|US5792534||Jun 7, 1995||Aug 11, 1998||The Dow Chemical Company||Polyolefin film exhibiting heat resistivity, low hexane extractives and controlled modulus|
|US5986028 *||Nov 26, 1997||Nov 16, 1999||The Dow Chemical Company||Elastic substantially linear ethlene polymers|
|US6025448 *||Jun 3, 1996||Feb 15, 2000||The Dow Chemical Company||Gas phase polymerization of olefins|
|US6136937 *||Jan 3, 1997||Oct 24, 2000||The Dow Chemical Company||Elastic substantially linear ethylene polymers|
|US6506867||Oct 18, 2000||Jan 14, 2003||The Dow Chemical Company||Elastic substantially linear ethylene polymers|
|US6534612||Nov 15, 1999||Mar 18, 2003||The Dow Chemical Company||Elastic substantially linear ethylene polymers|
|US6538080||Feb 4, 2000||Mar 25, 2003||Bp Chemicals Limited||Gas phase polymerization of olefins|
|US6548611||Jun 19, 2001||Apr 15, 2003||Dow Global Technologies Inc.||Elastic substantially linear olefin polymers|
|US6737484||Oct 11, 2002||May 18, 2004||Dow Global Technologies Inc.||Elastic substantially linear olefin polymers|

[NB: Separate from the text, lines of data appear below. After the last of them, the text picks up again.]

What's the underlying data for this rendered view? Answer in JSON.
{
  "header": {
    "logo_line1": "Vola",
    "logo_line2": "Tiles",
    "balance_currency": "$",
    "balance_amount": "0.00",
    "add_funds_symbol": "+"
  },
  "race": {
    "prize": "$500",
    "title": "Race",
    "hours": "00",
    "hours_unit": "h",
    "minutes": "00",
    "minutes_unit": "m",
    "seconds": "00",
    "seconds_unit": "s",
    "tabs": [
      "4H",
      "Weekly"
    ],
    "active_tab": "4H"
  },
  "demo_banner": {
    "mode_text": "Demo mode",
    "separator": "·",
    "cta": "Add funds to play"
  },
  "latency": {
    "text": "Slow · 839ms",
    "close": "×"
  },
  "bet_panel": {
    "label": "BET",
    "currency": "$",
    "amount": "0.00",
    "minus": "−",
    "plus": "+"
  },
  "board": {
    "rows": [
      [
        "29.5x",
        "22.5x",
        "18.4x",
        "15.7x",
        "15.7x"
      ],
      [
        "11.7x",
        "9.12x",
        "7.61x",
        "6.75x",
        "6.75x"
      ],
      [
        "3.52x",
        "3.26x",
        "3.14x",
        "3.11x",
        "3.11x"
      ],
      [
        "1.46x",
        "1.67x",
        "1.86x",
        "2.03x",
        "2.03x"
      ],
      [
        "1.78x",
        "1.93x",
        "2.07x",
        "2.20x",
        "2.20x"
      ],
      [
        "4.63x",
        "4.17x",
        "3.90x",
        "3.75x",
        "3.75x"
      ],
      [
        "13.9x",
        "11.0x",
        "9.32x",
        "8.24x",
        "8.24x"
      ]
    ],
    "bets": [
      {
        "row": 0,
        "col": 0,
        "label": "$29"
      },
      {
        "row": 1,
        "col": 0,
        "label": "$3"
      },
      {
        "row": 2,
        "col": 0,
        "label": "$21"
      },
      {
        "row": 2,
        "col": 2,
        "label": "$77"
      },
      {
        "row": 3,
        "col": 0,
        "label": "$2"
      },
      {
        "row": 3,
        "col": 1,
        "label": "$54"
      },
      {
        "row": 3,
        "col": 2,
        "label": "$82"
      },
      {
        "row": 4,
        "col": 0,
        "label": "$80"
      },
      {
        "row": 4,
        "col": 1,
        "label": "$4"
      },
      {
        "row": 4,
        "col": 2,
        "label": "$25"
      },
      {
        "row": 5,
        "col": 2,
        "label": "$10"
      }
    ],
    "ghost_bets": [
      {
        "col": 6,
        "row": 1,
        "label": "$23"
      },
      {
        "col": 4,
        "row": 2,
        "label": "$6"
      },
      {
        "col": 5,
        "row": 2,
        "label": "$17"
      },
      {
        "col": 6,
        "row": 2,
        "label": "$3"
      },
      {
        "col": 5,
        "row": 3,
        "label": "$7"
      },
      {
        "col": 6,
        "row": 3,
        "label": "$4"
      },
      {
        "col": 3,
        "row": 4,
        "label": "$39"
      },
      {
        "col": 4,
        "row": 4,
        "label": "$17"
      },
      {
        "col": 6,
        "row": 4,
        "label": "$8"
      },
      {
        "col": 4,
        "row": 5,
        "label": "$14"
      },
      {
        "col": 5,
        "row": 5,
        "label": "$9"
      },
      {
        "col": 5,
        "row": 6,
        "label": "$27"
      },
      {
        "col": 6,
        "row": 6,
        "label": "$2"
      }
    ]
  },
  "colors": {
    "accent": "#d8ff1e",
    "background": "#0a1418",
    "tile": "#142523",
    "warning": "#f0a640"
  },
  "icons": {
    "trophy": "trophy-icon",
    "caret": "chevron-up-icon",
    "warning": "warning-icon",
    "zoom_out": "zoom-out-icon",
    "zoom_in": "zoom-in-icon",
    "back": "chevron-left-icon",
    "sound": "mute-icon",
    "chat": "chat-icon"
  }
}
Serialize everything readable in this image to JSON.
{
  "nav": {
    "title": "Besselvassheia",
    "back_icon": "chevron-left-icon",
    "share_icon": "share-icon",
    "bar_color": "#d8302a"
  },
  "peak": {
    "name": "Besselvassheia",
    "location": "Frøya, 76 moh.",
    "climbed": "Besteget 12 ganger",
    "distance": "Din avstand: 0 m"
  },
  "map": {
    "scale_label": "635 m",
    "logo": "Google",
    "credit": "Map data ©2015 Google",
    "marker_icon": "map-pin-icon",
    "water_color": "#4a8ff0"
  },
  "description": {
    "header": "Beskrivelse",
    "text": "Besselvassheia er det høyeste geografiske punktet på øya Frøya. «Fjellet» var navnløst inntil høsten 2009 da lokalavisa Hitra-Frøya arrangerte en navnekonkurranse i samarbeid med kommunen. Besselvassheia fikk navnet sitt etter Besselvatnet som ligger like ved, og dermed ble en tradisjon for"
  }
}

|US6780954||Jan 30, 2003||Aug 24, 2004||Dow Global Technologies, Inc.||Elastic substantially linear ethylene polymers|
|US6849704||Dec 4, 2003||Feb 1, 2005||Dow Global Technologies Inc.||Elastic substantially linear olefin polymers|
|US7326380||Jul 19, 2004||Feb 5, 2008||Northwestern University||Surface and site-specific polymerization by direct-write lithography|
|US8012400||Sep 6, 2011||Northwestern University||Surface and site-specific polymerization by direct-write lithography|
|US20050272885 *||Jul 19, 2004||Dec 8, 2005||Mirkin Chad A||Surface and site-specific polymerization by direct-write lithography|
|US20080167202 *||Dec 28, 2007||Jul 10, 2008||Northwestern University||Surface and site-specific polymerization by direct-write lithography|
|U.S. Classification||526/160, 526/170, 987/2|
|International Classification||C08G61/08, C08F4/64, C07F17/00|
|Cooperative Classification||C08G61/08, C07F17/00|
|European Classification||C08G61/08, C07F17/00|
|Jan 19, 1988||CC||Certificate of correction|
|Sep 10, 1990||FPAY||Fee payment|
Year of fee payment: 4
|Nov 10, 1994||FPAY||Fee payment|
Year of fee payment: 8
|Mar 23, 1999||REMI||Maintenance fee reminder mailed|
|Aug 29, 1999||LAPS||Lapse for failure to pay maintenance fees|
|Nov 9, 1999||FP||Expired due to failure to pay maintenance fee|
Effective date: 19990901